Once again a whole month elapses without a single post, and I’m forced to consider the fact that I am probably becoming increasingly lazy. But then again, having settled back into a routine of lectures and reading, not to mention being a relative novice to the blogging world, I have both time-consuming distractions and inexperience to justify my reckless abandon. There. That seems like a relatively logical argument that might hold for a while.
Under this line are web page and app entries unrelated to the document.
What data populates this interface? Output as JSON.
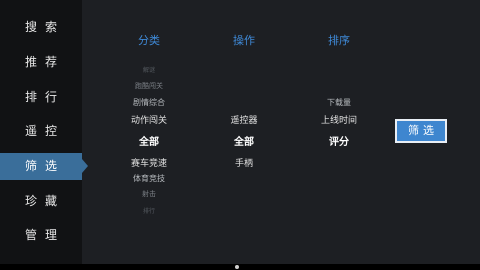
{
  "sidebar": {
    "items": [
      {
        "label": "搜索"
      },
      {
        "label": "推荐"
      },
      {
        "label": "排行"
      },
      {
        "label": "遥控"
      },
      {
        "label": "筛选"
      },
      {
        "label": "珍藏"
      },
      {
        "label": "管理"
      }
    ],
    "active": "筛选"
  },
  "filters": {
    "category": {
      "header": "分类",
      "options": [
        "解谜",
        "跑酷闯关",
        "剧情综合",
        "动作闯关",
        "全部",
        "赛车竞速",
        "体育竞技",
        "射击",
        "排行"
      ],
      "selected": "全部"
    },
    "operation": {
      "header": "操作",
      "options": [
        "遥控器",
        "全部",
        "手柄"
      ],
      "selected": "全部"
    },
    "sort": {
      "header": "排序",
      "options": [
        "下载量",
        "上线时间",
        "评分"
      ],
      "selected": "评分"
    }
  },
  "filter_button": {
    "label": "筛选"
  },
  "colors": {
    "accent": "#3e86cf",
    "header": "#3f8ad8",
    "sidebar_active": "#3a6e9a"
  }
}
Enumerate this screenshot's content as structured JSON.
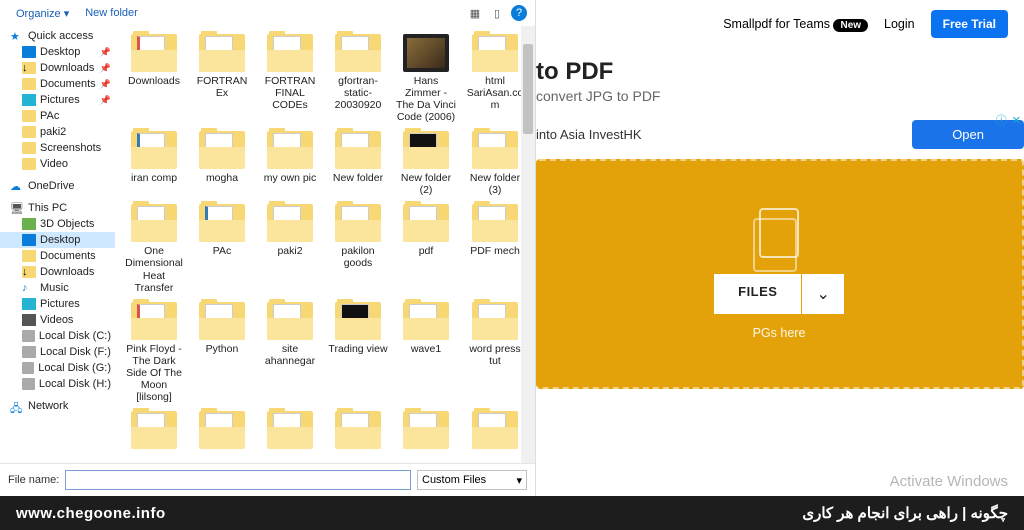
{
  "dialog": {
    "organize": "Organize ▾",
    "new_folder": "New folder",
    "filename_label": "File name:",
    "filename_value": "",
    "filetype": "Custom Files"
  },
  "sidebar": {
    "quick": {
      "label": "Quick access"
    },
    "quick_items": [
      {
        "label": "Desktop",
        "pin": true,
        "icon": "desktop"
      },
      {
        "label": "Downloads",
        "pin": true,
        "icon": "down"
      },
      {
        "label": "Documents",
        "pin": true,
        "icon": "doc"
      },
      {
        "label": "Pictures",
        "pin": true,
        "icon": "pic"
      },
      {
        "label": "PAc",
        "icon": "folder"
      },
      {
        "label": "paki2",
        "icon": "folder"
      },
      {
        "label": "Screenshots",
        "icon": "folder"
      },
      {
        "label": "Video",
        "icon": "folder"
      }
    ],
    "onedrive": "OneDrive",
    "thispc": "This PC",
    "pc_items": [
      {
        "label": "3D Objects",
        "icon": "3d"
      },
      {
        "label": "Desktop",
        "icon": "desktop",
        "selected": true
      },
      {
        "label": "Documents",
        "icon": "doc"
      },
      {
        "label": "Downloads",
        "icon": "down"
      },
      {
        "label": "Music",
        "icon": "music"
      },
      {
        "label": "Pictures",
        "icon": "pic"
      },
      {
        "label": "Videos",
        "icon": "vid"
      },
      {
        "label": "Local Disk (C:)",
        "icon": "disk"
      },
      {
        "label": "Local Disk (F:)",
        "icon": "disk"
      },
      {
        "label": "Local Disk (G:)",
        "icon": "disk"
      },
      {
        "label": "Local Disk (H:)",
        "icon": "disk"
      }
    ],
    "network": "Network"
  },
  "files": [
    {
      "label": "Downloads",
      "t": "doc-red"
    },
    {
      "label": "FORTRAN Ex",
      "t": ""
    },
    {
      "label": "FORTRAN FINAL CODEs",
      "t": ""
    },
    {
      "label": "gfortran-static-20030920",
      "t": ""
    },
    {
      "label": "Hans Zimmer - The Da Vinci Code (2006)",
      "t": "image"
    },
    {
      "label": "html SariAsan.com",
      "t": ""
    },
    {
      "label": "iran comp",
      "t": "doc-blue"
    },
    {
      "label": "mogha",
      "t": ""
    },
    {
      "label": "my own pic",
      "t": ""
    },
    {
      "label": "New folder",
      "t": ""
    },
    {
      "label": "New folder (2)",
      "t": "dark"
    },
    {
      "label": "New folder (3)",
      "t": ""
    },
    {
      "label": "One Dimensional Heat Transfer",
      "t": ""
    },
    {
      "label": "PAc",
      "t": "doc-blue"
    },
    {
      "label": "paki2",
      "t": ""
    },
    {
      "label": "pakilon goods",
      "t": ""
    },
    {
      "label": "pdf",
      "t": ""
    },
    {
      "label": "PDF mech",
      "t": ""
    },
    {
      "label": "Pink Floyd - The Dark Side Of The Moon [lilsong]",
      "t": "doc-red"
    },
    {
      "label": "Python",
      "t": ""
    },
    {
      "label": "site ahannegar",
      "t": ""
    },
    {
      "label": "Trading view",
      "t": "dark"
    },
    {
      "label": "wave1",
      "t": ""
    },
    {
      "label": "word press tut",
      "t": ""
    }
  ],
  "page": {
    "teams": "Smallpdf for Teams",
    "badge": "New",
    "login": "Login",
    "trial": "Free Trial",
    "title": "to PDF",
    "subtitle": "convert JPG to PDF",
    "ad_text": "into Asia InvestHK",
    "ad_open": "Open",
    "ad_marker": "ⓘ ✕",
    "choose": "FILES",
    "drop_hint": "PGs here",
    "activate": "Activate Windows"
  },
  "footer": {
    "left": "www.chegoone.info",
    "right": "چگونه | راهی برای انجام هر کاری"
  }
}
National Poetry Day passed quite uneventfully (I couldn’t make the open mic session in Sheffield City centre), and surprisingly my little-worn Philip Larkin t-shirt (white on red ‘Life is slow dying. / And saying so to some / Means nothing; other it leaves / Nothing to be said’) which I hauled out for the occasion (yes, I’m aware of how sad this is; even more so when you put it down in writing) drew a distinct lack of strange looks. However, I did submit my entry to the Eric Gregory Awards (hoping, perhaps, that National Poetry Day might be the good luck charm I need to suitably impress the judges), and felt an initial wave of terror at doing so, but ultimately a feeling of contentment that 1) the poems are done, 2) I’m happy with them, 3) they’re ordered in the best way I could conceive of ordering them, and 4) the collection represents my efforts from the past one-and-a-half to two years, and hence is a reflection of where I am currently. The hope of winning, consequently, has been replaced with the feeling that putting the collection together was a worthwhile enough exercise in itself, whether rewarded or not. Which is unusual, because typically I’m quite keen on the whole recognition/prizes side of things, and have to hide such fantasies under a guise of something close to professionalism. Perhaps professionalism is too strong a word.
Anyhow, the poetry’s on hold now as I immerse myself in more Derrida and deconstruction, Sartre and the imagination, and feministic concerns. That, interspersed with a reading by Simon Armitage at the Showroom, which promises to be an enjoyable evening. If anyone’s at a loss for anything to read, I’d advise his new collection Tyrannosaurus Rex versus The Corduroy Kid. You can also hear a selection of his poems read by the man himself, along with readings by many other poets, contemporary and classic, at the Poetry Archive, a site envisaged and created by Andrew Motion. Definitely worth a visit if you haven’t been before. In the meantime, here’s a poem by the emerging and talented poet Frances Leviston, winner of an Eric Gregory Award last year: http://leonwing.blogspot.com/. Moving stuff.